**I will admit: This post is inspired by a class I’m currently taking at school focused around social constructionism and popular culture. A quick caveat and preface: If you are taking a class at school/college/uni and the content is permeable between the realms of your social life and academic life, don’t take it for granted. That class will stick with you forever and you will look back and realize how grateful you were for that professor. So thank you, Professor Bucholtz. Here we go. **
As you have probably guessed at this point from the previous four posts that I am constantly baffled at the world around me. Baffled at the students that embody my school, at the decisions news outlets make and what they deem as “news.” But there’s nothing more baffling to me than sexual assault. Now, this post isn’t going to touch on this topic, per se, but the actual topic does seep in to it. Today (at the time of writing it is Monday, April 13) my professor offered us a challenge: Locate within popular culture (US and British television and film, primarily) examples of consent. It must be a verbalized question and not just a “look.” You all know what the “look” is, right?
It looks a bit like that. No words; just the glance, the slow motion, and the palpable tension between two people. I understand why this wasn’t an allowed option. For one, is it really consensual if no one says yes? Debatable. I began my search, writing up every last TV show and movie I can think of that can possibly exhibit some sort of vocalized consent. Anything! Please society, don’t let me down, I pleaded. As I went through, I began to notice a trend. Most of the shows I began to think of with any shred of consent were TV shows centered on young adults, banking on their first kiss. Even then, it was rare that something was even said. Even more interesting, were that these shows were released in the 1990’s! The ’90s! The upcoming generation wasn’t even alive yet! What does this say about the current pop culture that is floating around in society? What does it say for the future?
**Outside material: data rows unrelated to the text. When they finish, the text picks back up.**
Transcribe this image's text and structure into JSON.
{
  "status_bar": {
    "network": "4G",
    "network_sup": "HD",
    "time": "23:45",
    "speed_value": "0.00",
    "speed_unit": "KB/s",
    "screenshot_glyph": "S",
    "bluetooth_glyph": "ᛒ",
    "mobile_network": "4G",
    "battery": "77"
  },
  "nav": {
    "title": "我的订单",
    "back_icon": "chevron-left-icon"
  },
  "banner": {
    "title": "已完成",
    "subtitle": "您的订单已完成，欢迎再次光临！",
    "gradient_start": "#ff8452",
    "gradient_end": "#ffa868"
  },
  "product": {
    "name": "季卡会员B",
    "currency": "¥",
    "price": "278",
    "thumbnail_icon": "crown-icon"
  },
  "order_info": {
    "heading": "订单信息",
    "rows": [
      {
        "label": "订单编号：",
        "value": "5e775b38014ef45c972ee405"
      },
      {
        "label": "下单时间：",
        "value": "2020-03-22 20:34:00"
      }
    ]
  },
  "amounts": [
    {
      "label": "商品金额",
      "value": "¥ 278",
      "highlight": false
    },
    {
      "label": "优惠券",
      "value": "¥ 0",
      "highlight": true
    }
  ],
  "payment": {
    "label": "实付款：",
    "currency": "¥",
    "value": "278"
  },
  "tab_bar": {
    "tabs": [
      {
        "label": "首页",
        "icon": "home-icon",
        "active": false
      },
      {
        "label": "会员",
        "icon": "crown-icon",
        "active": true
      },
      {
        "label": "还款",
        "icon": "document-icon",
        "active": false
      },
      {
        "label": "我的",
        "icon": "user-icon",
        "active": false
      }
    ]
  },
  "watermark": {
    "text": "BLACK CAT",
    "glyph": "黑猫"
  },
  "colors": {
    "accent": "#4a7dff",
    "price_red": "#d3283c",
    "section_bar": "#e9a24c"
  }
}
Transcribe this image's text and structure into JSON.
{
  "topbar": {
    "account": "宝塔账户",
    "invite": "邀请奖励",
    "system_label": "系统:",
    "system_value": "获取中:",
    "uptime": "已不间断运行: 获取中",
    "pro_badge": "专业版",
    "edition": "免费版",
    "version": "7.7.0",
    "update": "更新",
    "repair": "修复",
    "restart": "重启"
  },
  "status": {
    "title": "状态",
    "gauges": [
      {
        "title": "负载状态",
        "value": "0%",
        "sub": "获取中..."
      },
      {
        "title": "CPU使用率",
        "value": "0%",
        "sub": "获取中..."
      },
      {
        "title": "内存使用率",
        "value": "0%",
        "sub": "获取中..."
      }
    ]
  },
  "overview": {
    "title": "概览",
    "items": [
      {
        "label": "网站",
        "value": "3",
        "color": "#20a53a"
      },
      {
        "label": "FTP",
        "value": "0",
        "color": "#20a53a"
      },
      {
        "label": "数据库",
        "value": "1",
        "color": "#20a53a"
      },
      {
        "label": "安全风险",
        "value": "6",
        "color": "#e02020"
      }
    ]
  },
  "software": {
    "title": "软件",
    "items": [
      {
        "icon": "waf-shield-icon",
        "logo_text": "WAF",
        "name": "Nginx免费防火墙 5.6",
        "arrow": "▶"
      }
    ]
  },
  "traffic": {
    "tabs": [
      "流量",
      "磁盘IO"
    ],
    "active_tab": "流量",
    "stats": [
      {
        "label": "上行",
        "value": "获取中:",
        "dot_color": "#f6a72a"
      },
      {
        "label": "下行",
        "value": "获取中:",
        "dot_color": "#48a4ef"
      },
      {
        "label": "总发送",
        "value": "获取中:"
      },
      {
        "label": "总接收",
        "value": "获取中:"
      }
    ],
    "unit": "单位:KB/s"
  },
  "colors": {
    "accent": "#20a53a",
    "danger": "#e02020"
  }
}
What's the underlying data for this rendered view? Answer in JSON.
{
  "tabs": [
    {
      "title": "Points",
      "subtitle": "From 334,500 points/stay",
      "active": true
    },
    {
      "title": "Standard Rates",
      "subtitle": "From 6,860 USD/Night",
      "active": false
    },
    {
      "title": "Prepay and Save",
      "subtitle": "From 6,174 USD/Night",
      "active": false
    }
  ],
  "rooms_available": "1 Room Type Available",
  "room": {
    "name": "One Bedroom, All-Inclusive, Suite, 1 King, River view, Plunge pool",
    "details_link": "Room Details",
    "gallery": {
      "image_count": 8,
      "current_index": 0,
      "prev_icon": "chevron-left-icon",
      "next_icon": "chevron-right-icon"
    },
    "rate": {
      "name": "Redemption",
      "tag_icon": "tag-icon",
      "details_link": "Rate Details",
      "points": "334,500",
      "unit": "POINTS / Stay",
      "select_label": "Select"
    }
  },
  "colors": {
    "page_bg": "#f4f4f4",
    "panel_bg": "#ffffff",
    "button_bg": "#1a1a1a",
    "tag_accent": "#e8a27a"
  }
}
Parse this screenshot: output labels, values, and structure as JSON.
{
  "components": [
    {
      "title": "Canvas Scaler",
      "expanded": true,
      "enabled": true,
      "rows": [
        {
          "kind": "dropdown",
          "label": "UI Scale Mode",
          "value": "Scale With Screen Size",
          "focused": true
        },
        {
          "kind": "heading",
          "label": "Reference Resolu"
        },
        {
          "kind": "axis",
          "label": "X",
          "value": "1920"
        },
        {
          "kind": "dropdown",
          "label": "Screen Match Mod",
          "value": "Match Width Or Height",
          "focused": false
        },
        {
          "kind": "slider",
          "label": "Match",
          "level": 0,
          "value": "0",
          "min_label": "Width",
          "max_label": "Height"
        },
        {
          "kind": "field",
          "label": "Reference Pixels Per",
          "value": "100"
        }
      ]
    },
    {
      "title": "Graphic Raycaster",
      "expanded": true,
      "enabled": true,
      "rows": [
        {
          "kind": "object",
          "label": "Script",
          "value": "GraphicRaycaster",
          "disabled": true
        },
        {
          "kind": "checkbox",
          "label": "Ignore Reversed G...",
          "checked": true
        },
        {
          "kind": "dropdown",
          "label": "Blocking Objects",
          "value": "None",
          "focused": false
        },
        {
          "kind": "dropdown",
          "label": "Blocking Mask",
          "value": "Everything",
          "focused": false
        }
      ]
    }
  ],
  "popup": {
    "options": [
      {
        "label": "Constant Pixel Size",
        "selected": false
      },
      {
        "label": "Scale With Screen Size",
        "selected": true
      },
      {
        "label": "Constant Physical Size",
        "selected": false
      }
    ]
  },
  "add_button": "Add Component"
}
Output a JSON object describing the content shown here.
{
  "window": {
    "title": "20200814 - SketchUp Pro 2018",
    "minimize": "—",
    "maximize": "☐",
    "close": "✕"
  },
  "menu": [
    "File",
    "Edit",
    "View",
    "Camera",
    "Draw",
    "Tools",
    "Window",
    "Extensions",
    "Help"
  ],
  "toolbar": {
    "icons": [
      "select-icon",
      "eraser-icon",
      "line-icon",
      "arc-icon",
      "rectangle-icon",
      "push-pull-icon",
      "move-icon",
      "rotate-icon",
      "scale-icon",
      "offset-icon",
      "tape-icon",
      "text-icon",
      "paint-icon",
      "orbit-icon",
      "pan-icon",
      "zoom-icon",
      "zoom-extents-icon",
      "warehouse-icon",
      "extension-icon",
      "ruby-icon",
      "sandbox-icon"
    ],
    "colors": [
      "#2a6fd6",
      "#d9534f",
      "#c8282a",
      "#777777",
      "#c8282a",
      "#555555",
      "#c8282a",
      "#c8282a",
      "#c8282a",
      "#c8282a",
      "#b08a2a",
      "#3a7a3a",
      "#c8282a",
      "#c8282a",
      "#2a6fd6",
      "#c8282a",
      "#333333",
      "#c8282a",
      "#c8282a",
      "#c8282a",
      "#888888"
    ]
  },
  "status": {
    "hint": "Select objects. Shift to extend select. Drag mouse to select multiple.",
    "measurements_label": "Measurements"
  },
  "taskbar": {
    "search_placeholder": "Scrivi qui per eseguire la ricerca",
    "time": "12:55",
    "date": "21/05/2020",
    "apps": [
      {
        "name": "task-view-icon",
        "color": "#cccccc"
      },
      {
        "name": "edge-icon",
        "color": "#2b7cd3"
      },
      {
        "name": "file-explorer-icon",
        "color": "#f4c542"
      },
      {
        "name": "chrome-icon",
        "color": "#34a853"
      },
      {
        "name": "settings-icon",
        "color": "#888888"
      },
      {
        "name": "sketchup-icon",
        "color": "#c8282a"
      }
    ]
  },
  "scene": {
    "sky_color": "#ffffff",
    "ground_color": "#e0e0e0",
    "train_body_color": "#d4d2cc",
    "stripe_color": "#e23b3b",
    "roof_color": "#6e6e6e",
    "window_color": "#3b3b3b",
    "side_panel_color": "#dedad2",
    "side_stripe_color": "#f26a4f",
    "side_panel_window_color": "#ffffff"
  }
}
Will my future child just pop out demanding sex because they feel its their birthright? Probably not, because they’re so fresh and new, but I’d give it at least until his/her/their tenth birthday. Moreover, my research led me to films which showed consent as either an awkward and comedic quip or again, among children (see Little Rascals [from 1994] or Frozen as examples). It was also very hard to locate any vocalized consent in relation to sexual intercourse. Almost impossible, but not entirely.
Why is it that pop culture and the media is so obsessed with “the stolen kiss?” Kisses taken mid-sentence, taken in silence, kisses taken by surprise. It’s because we’re taught that the stolen kiss is sexy. My take from this exercise? Society and the media don’t think consent will sell. They don’t think it’s sexy. They believe that what is sexy is for sex to be spontaneous, sporadic, long-lasting, and satisfyingly pleasurable. Which is not the case whatsoever. I think to limit to a vocalized consent is eye-opening because of its rarity. Think about it. Most sex isn’t scheduled. Most sex isn’t talked about. Sex just happens. That’s a dominant discourse in our lives. Sex just happens and we expect it to be amazing. Not the case. Even when you think of the term ‘consensual sex,’ it’s completely redundant. Sex should be consensual 100% of the time. If it’s not, it’s rape.
Next time, when you’re watching a TV show or a movie, try and look out for these types of things and notice how rare they are. Notice how much more difficult they are to find when you’re actively seeking them out. It’s headache-inducing, so I’d keep a few aspirins nearby. I don’t mean to ruin these things for you, far from it. To notice, is to be aware and awareness is a good thing. Also, when in doubt: Just ask. Maybe one day we can justly prove that consent is sexy. A final note that should be said:
Yes means yes. Anything other than that is a no. It’s as simple, and apparently as complicated as that.